Video designer
Adam Larsen is a filmmaker and projection designer. His work has been seen in Hal Prince’s LoveMusik on Broadway; The Gospel at Colonus at the Athens, Edinburgh, and Spoleto festivals; The Wind Up Bird Chronicle at the Singapore and Edinburgh festivals; Brief Encounters and My Fair Lady at the Shaw Festival; The Women of Brewster Place at Alliance Theatre and Arena Stage; Ghost Brothers of Darkland County and Native Guard at Alliance Theatre; big at Atlanta Ballet; Love Lies Bleeding, Fumbling Towards Ecstasy, and Balletlujah at Alberta Ballet; Janáček’s From the House of the Dead at Canadian Opera; Lily Plants a Garden at Mark Taper Forum in Los Angeles; Saariaho’s Maa with Atlanta Symphony and GloAtl; Adams’s A Flowering Tree and Handel’s Agrippina at Opera Omaha; Handel’s Semele with Pacific Musicworks; Quartet at Aspen Santa Fe Ballet; Seed at Cedar Lake Contemporary Ballet; Cage’s Second Hand and Foss’s Phorion with New World Symphony; Black Whole at Black Mountain College Museum and Arts Center and Moog Music; and Peter Grimes, Peer Gynt, and Debussy’s Le martyre de Saint Sébastien, as well as several SoundBox performances with the San Francisco Symphony. Mr. Larsen holds a BFA in cinematography from North Carolina School of the Arts. His documentary about autism entitled Neurotypical aired on the PBS series POV.

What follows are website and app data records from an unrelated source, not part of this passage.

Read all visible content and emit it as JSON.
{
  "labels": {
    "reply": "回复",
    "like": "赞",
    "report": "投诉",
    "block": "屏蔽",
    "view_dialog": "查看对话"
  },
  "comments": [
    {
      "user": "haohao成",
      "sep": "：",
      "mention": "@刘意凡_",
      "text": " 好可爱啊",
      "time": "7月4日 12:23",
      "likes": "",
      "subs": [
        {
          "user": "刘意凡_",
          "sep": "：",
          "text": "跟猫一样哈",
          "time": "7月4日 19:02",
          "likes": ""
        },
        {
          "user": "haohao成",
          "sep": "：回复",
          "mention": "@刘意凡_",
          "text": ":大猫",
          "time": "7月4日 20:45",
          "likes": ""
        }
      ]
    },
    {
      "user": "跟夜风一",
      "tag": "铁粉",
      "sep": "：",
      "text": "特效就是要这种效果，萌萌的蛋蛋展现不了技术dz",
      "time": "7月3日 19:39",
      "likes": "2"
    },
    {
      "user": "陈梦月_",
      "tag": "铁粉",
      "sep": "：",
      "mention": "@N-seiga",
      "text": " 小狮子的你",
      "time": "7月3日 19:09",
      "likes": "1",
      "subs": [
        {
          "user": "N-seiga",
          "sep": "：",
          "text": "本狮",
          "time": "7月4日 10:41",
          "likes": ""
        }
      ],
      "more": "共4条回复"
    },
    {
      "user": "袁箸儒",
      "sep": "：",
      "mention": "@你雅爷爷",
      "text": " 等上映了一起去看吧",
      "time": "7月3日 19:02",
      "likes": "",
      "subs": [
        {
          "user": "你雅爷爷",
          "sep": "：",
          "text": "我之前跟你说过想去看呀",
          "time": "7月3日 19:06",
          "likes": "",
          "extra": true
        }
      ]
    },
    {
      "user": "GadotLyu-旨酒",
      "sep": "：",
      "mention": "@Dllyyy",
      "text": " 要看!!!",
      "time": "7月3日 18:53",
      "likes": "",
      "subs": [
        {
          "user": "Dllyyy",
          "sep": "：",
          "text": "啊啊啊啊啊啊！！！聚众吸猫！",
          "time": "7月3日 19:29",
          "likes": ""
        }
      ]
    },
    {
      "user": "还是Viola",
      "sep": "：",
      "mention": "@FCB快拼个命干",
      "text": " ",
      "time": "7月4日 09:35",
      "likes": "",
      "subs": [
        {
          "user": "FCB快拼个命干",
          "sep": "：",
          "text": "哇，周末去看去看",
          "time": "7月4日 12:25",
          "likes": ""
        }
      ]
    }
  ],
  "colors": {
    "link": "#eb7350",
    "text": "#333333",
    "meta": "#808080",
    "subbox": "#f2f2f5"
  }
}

Lighting designer
Luke Kritzeck has worked with artists from diverse disciplines and backgrounds in theater, dance, music, circus, and opera on stages around the world. Prior to joining New World Symphony as the Director of Lighting in January 2014, Mr. Kritzeck spent six years working for Cirque du Soleil on its touring production TOTEM and in Macau, China on its resident show ZAiA. His other projects with Cirque du Soleil include serving as the lighting director for featured performances, including the Venetian Macau Tennis Showdown and the International Indian Film Awards, which was broadcast to more than 350 million viewers. Mr. Kritzeck’s design credits include Chautauqua Opera Company, Cincinnati Ballet, Cedar Fair Entertainment, Opera Theatre and Music Festival of Lucca, Lafayette Ballet Theatre, and the San Francisco Symphony.

Pre-concert installation
Mayang Sunda is a Santa Cruz-based West Javanese traditional gamelan that is dedicated to performing traditional and contemporary Indonesian music and dance, as well as works composed by western artists. The group performs on instruments from West Java, in a tuning known as salendro (comparable to the slendro scale used in several of Lou Harrison’s compositions). Mayang Sunda is directed by composer and percussionist Ed Garcia, who recently completed the year-long Darmasiswa scholarship program in West Java, and who is currently pursuing a doctoral degree at UC Santa Cruz. The group's dancer, Cia Garcia, studied West Javanese dance in her native Indonesia before relocating to California.